The Commodores only have one player officially listed at defensive tackle; sophomore Nifae Lealao. Two more line disruptors, Adam Butler and Riley Tindol, are just designated as defensive linemen on the team roster. That means that Butler, a penetrating lineman who has shined as one of Vandy's brightest stars in the trenches, will continue to rotate between the edges in order to give Vanderbilt a dynamic and effective defensive presence up front. Other players like Jay Woods and Torey Agee could see playing time in the center of Mason's 3-4 scheme this fall, but they're currently listed as defensive ends; that means we'll cover them when our previews roll on to the next position.

The Presumptive Starter(s)

Nifae Lealao, sophomore. Lealao arrived in Nashville last season with some fanfare attached; the California native and U.S. Army All-American was the star of Derek Mason's first recruiting class at Vanderbilt. The former four-star prospect was pressed into action immediately, he played as a rotational defender in the season opener against Temple and logged snaps in eight other games. Though he had a limited impact in his first season as a Commodore, that experience should give him a major edge when it comes to locking down the starting spot as nose tackle.

Lealao is a disruptive defender who is quick enough to shoot into gaps and turn opponents' blocking schemes to mush. At 320 pounds he's a tough assignment for opposing guards and centers to move out of the way, and when he stays low enough to retain his leverage Lealao has the strength to push linemen backwards in short yardage situations. He didn't show much prowess as a pass rusher last season, but that's a trait that will develop over time. Even if it doesn't, his primary role on this defense will be to swallow up tailbacks and gum up running lanes.

Adam Butler, junior.
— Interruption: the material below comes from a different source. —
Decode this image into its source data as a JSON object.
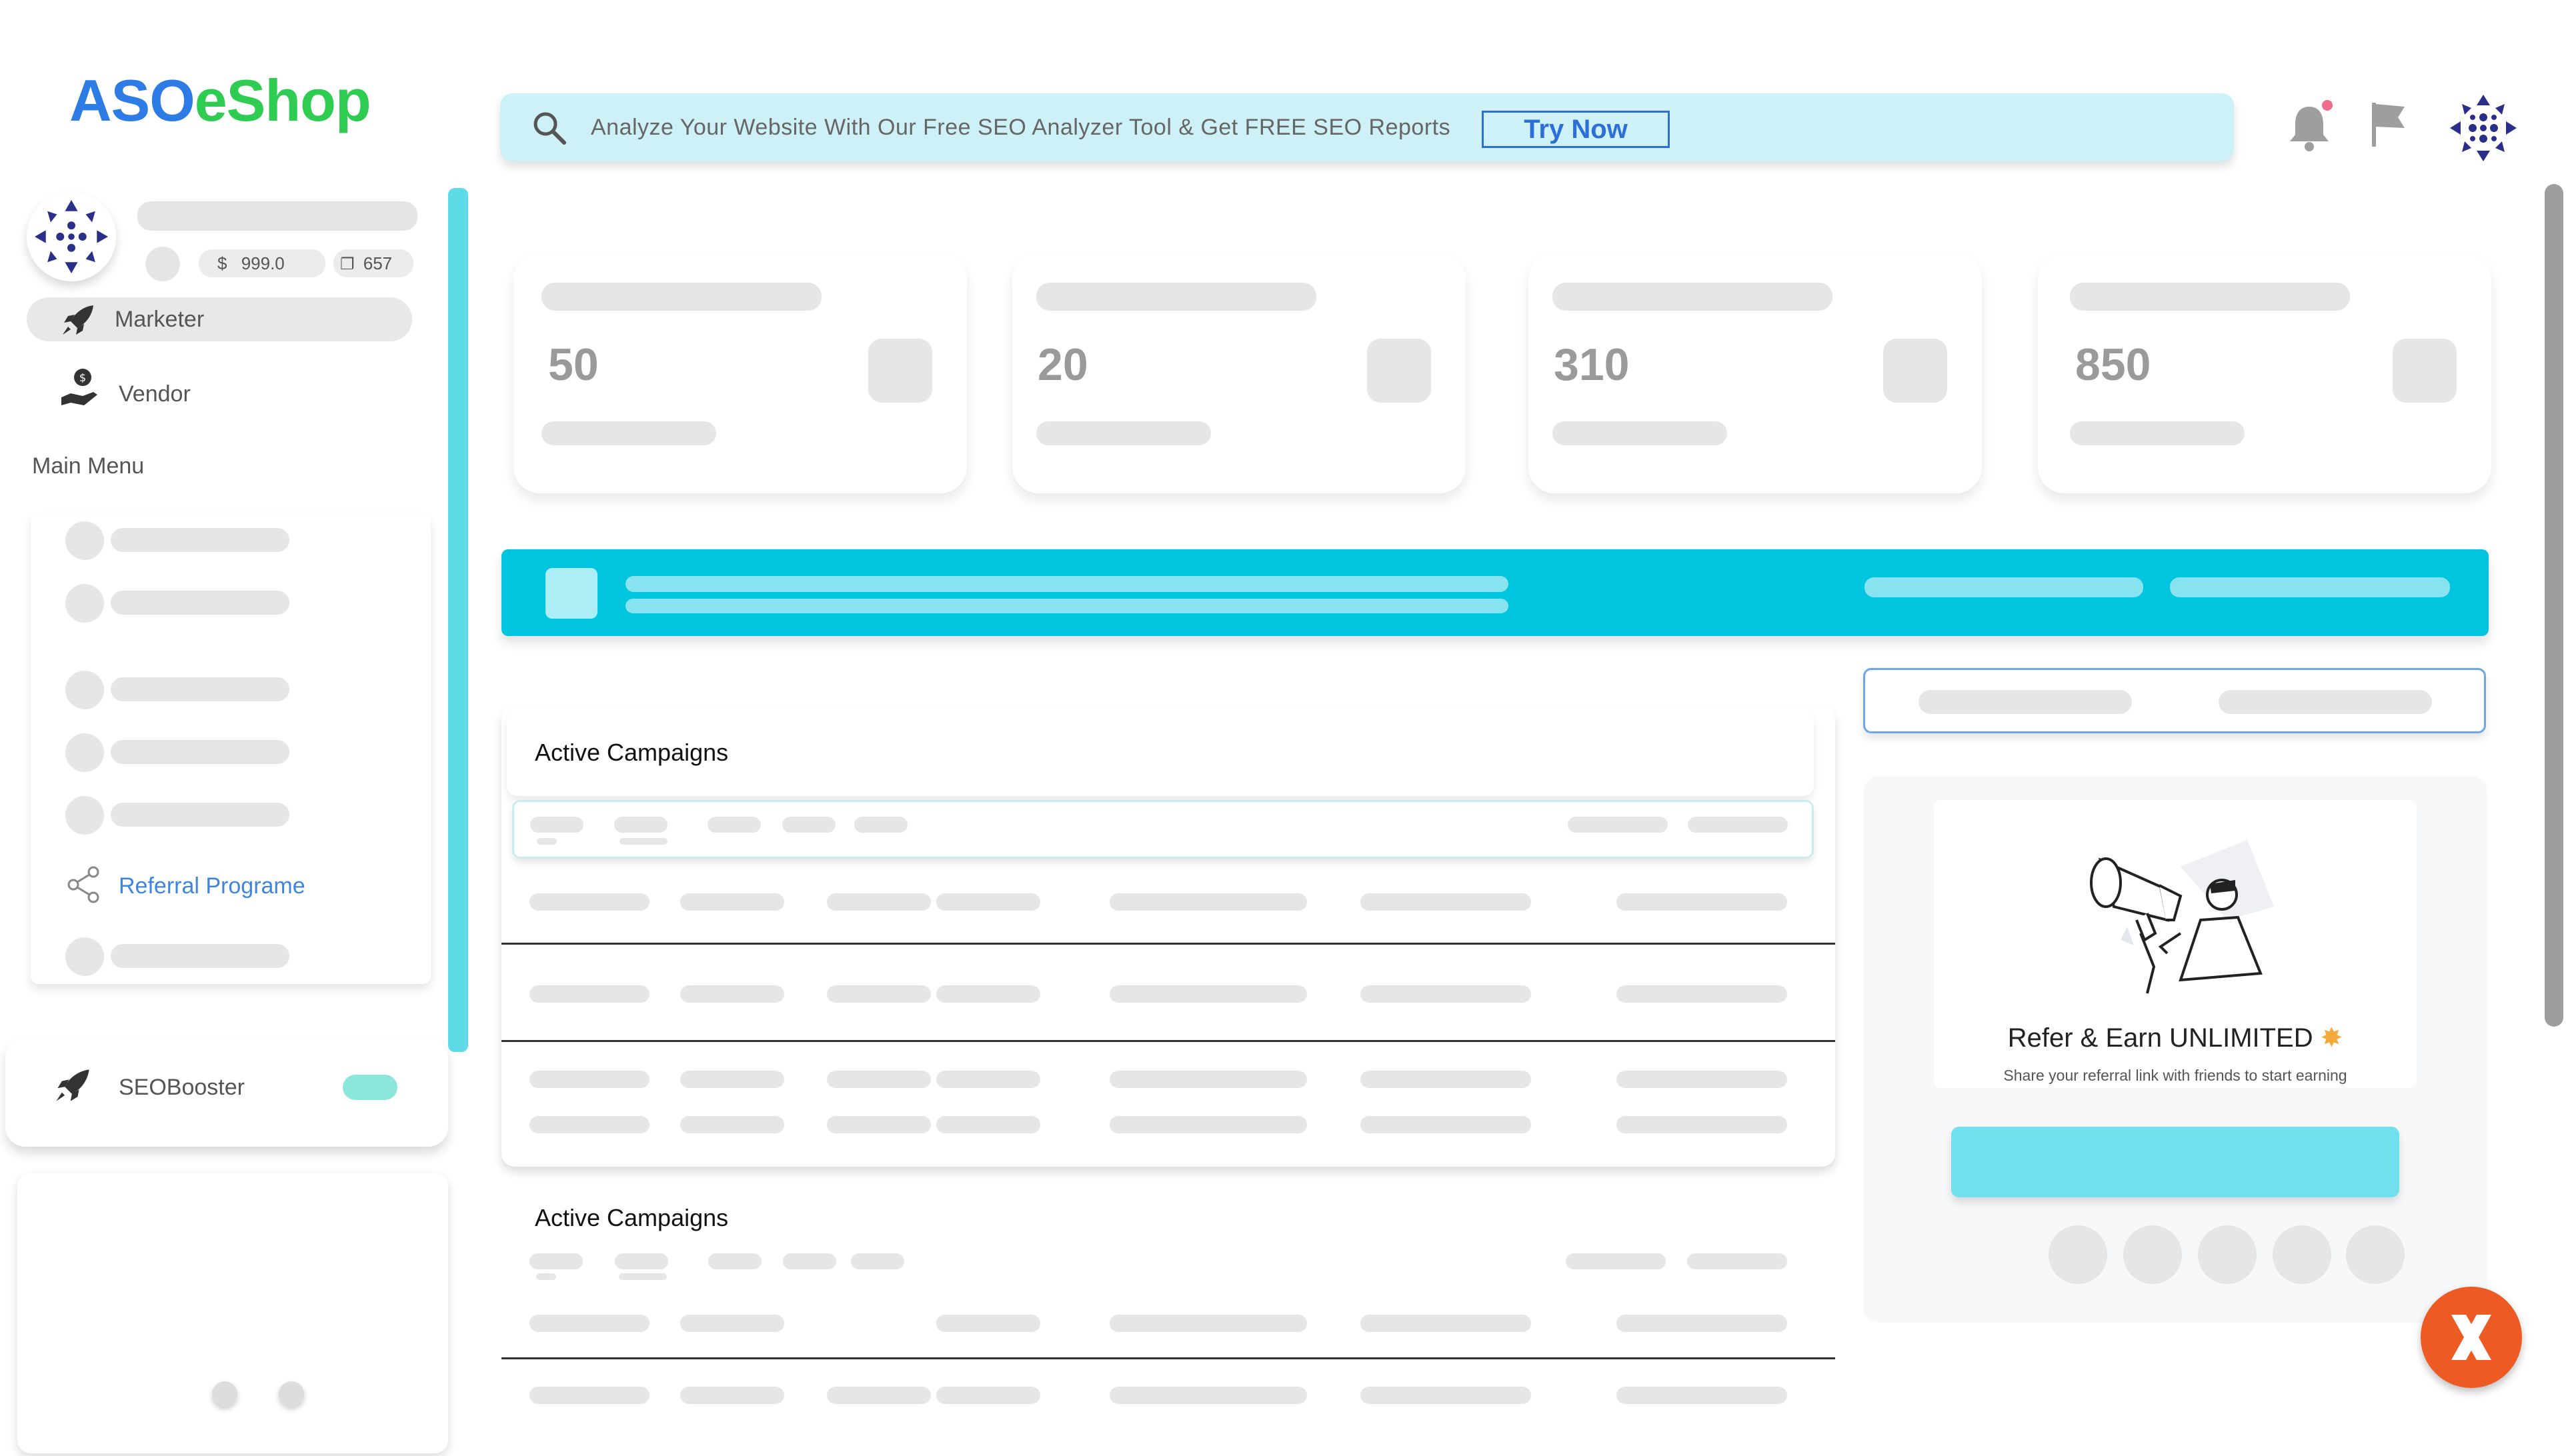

Butler is a dynamic defender who can fill several roles on the line but is best suited for interior work whether he's playing in a 3-4 or a 4-3 base defense. He played both end and tackle as a sophomore, which allowed him to attack several different angles while Mason's OLB/DE hybrids like Kyle Woestmann and Caleb Azubike blitzed opposing tackles along the edges. Butler is an immensely strong human who excels at penetrating through gaps and disrupting plays - most notably on special teams, where he's been good for a blocked kick per season.

The junior has turned heads in Nashville with his strong play inside, but 2015 could be the breakout year that puts him on national watchlists. At 6'5" and 305 pounds he's got excellent size on the line and he's proven to be one of the team's most explosive players each time the whistle blows at Dudley Field. His versatility and strength will make him the anchor Vanderbilt needs in the trenches this fall.

Pushing for Playing Time

Riley Tindol, RS freshman. Tindol earned some press on signing day in 2014 when he emerged from the ether to pledge to the Commodores. Vanderbilt was the only major offer for the under-the-radar big man, but his size (6'5", 275 lbs) as a high school senior made him an intriguing prospect at the tail end of Mason's first class. He'll have a big opportunity to earn playing time this summer if he can show off the skills that made Mason raise an eyebrow back in '14.